### TASK DETAILS:
Return each line of the entries that holds the string "accent".

---------- RECORDS FOR THE TASK

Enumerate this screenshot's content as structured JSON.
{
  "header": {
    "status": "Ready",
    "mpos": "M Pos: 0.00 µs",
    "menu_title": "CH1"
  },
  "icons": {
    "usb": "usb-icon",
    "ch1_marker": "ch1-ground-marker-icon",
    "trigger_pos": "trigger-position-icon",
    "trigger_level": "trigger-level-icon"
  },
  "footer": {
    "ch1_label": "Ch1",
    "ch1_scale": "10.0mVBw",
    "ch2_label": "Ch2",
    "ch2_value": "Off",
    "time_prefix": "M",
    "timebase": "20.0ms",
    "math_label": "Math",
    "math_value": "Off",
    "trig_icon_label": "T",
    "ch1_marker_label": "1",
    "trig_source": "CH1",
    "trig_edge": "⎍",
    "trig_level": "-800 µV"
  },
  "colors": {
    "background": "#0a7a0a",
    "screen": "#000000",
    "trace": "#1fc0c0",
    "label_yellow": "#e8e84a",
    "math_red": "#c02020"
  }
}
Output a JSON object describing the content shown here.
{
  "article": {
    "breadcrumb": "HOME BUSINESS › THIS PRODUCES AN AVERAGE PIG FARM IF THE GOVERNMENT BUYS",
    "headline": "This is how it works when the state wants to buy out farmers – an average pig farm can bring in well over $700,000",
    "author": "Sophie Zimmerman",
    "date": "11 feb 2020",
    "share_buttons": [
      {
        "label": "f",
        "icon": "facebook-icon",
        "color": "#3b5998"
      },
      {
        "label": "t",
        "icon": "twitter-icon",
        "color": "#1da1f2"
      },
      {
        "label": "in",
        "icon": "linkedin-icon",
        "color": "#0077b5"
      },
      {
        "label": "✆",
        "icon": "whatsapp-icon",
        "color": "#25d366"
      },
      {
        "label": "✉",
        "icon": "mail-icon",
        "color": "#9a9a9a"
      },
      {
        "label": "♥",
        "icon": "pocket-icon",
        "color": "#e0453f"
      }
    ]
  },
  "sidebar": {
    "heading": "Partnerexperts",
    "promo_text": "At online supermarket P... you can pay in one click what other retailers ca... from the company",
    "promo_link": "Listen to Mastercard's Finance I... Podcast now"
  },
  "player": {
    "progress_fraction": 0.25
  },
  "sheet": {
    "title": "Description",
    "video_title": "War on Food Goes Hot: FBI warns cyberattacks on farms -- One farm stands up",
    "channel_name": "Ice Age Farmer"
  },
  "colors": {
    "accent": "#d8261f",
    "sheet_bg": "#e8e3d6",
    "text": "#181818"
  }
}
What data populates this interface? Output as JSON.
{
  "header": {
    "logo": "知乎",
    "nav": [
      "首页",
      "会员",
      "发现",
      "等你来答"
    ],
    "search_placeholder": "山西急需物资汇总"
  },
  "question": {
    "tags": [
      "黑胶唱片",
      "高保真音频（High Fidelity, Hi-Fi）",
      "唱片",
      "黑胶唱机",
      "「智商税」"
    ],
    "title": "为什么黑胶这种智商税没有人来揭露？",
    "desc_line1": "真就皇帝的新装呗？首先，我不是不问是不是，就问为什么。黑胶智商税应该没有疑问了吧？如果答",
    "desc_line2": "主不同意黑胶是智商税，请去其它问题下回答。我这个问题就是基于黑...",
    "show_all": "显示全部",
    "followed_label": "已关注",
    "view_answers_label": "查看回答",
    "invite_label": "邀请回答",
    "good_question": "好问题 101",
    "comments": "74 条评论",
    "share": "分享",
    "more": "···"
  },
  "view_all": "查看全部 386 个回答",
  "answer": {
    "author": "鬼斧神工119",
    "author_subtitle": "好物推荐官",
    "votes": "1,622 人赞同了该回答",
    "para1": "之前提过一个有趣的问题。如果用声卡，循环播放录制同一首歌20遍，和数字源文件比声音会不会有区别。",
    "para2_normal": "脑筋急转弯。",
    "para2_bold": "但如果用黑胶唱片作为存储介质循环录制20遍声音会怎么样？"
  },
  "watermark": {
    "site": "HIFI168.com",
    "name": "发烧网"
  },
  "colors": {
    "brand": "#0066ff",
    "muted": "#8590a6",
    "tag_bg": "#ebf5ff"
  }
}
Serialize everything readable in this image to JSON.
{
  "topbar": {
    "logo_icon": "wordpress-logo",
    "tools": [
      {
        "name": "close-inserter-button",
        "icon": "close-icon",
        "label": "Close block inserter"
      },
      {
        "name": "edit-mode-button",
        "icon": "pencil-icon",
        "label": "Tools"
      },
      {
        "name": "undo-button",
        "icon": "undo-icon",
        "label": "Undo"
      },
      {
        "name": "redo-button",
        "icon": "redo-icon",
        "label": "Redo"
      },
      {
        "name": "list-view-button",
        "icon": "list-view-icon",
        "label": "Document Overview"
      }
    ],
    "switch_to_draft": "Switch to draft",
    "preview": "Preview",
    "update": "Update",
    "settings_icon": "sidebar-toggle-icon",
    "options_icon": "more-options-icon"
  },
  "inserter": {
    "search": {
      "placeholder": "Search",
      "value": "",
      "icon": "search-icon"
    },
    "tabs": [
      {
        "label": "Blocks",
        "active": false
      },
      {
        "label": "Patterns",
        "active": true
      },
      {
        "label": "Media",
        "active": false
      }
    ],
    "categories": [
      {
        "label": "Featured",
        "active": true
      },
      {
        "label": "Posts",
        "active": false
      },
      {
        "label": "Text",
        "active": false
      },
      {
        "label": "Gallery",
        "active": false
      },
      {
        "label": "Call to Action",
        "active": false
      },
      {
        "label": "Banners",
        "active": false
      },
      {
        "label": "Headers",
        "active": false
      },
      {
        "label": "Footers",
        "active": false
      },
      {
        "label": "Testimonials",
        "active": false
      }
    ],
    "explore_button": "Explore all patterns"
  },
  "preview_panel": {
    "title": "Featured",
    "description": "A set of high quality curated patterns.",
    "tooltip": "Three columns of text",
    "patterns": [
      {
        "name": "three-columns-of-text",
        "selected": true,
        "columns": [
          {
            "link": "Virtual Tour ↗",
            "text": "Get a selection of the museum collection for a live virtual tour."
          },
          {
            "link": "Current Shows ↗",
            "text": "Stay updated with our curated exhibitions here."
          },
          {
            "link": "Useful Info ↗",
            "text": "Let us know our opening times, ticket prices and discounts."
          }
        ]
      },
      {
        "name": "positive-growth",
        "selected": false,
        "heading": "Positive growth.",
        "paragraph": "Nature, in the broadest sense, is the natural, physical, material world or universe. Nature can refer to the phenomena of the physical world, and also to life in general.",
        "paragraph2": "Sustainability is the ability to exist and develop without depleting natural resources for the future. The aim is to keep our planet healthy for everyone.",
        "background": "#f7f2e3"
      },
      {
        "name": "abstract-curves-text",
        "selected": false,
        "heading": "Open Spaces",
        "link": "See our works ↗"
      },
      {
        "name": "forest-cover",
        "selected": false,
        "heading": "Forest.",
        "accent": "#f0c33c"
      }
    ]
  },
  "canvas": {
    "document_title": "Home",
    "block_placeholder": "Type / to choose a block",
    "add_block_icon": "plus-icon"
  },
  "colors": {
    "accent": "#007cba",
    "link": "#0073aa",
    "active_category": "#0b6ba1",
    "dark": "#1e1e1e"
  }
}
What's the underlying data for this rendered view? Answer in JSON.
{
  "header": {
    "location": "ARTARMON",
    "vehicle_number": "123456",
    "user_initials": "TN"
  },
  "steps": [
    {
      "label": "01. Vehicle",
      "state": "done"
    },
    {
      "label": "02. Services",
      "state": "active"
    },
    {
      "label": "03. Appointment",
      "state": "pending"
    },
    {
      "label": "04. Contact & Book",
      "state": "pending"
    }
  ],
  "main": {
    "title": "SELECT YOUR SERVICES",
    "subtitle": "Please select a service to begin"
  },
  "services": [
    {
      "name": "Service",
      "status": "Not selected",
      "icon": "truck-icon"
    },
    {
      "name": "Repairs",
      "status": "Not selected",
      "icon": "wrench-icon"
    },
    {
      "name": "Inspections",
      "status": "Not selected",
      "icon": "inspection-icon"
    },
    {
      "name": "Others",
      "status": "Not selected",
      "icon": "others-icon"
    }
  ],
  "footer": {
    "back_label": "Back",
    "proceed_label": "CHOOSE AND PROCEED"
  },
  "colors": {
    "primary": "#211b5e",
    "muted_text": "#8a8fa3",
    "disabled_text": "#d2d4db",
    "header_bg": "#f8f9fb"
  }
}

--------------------

### WRITTEN RESPONSE:
    "accent": "#d8261f",
        "accent": "#f0c33c"
    "accent": "#007cba",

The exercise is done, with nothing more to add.